How true that is I am not entirely sure. Choosing one certainly makes your journey less pleasant, whether children are on the flight or not, so I am not sure it is worth it. Also you may have little choice than to go with an overnight flight, and therefore so will parents. If traveling from the US to Europe then these flights are predominately overnight for operational reasons.
5. Fly business class
This is not an option for many due to the high cost of business class, or even first class travel. Children are not excluded from flying business or first class but they are less common in those cabins so you should be relatively safe.
If you do choose business class then don’t choose to sit in the rear row of seats as you may have a screaming baby immediately behind you in the first row of economy perhaps only separated by a think partition.
6. Take precautions
There have been times when I have felt the parents of children near me should have taken “precautions” but in this instance I do not mean that kind. I mean taking something on board with you to make your flight quieter should you find yourself near a crying baby or other noisy child.
You have a few options:
Noise cancelling headphones
These are my preferred choice and I use them most of the time on a flight, whether sitting near children or not. They always make my flight more restful.
Whilst they are not designed to block out speech they can go some way to cancelling the monotonous crying of a baby. They are active, which means that the electronics within them produce an opposite sound wave to the noise to cancel it out. They do a great job with cancelling engine drone and the sound of the air rushing past the fuselage.
You can use them with the onboard entertainment system as well as with your phone, tablet etc.
The headphones I currently use are the Paww WaveSound 3 Bluetooth 5.0 Wireless Active Noise Cancelling Over Ear Headphones. The are one of lightest active noise cancelling headphones on the market and I can wear them for hours without any problem.
If money is not an issue then check out the Sony headphones which are probably the best available on the market.

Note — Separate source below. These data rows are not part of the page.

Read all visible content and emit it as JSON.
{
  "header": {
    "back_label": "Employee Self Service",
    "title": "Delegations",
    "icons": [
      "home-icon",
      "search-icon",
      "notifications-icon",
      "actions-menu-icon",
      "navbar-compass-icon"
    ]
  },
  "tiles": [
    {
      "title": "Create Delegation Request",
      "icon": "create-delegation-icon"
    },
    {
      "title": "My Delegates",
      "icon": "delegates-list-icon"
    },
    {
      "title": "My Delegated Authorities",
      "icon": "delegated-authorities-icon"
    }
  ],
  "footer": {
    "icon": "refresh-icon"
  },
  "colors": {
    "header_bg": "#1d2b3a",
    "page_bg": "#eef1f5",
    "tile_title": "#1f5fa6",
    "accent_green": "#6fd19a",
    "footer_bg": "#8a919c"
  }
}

Noise cancelling earbuds
Just like noise cancelling headphones, these do a similar job but are actually inserted in the ear. I find them uncomfortable after a while so I don’t use them.
The most popular noise cancelling earbuds on Amazon are the TaoTronics Active Noise Cancelling Earbuds.
These are the cheapest option and work simply by blocking the sound from entering your ear. Obviously you cannot use them if you want to listen to the onboard entertainment system or with your tablet or other device.
One of the most popular types on Amazon is the Vibes High Fidelity Concert Earplugs.
You may find my article on The best gadgets to make flying more comfortable useful too.
Why do some parents think everyone should love their kids?
I was looking at a Facebook thread following the Japan Airlines announcement above. It was incredible that so many parents commenting were calling those that welcomed the announcement “miserable moaning b&%$·/ds”.
Obviously they have never had to endure someone else’s child screaming for an entire 10 hour overnight flight from Los Angeles to London like I have.
I can guarantee that these same parents will also do what they can to avoid sitting near a baby or other passenger’s children when their children have grown up.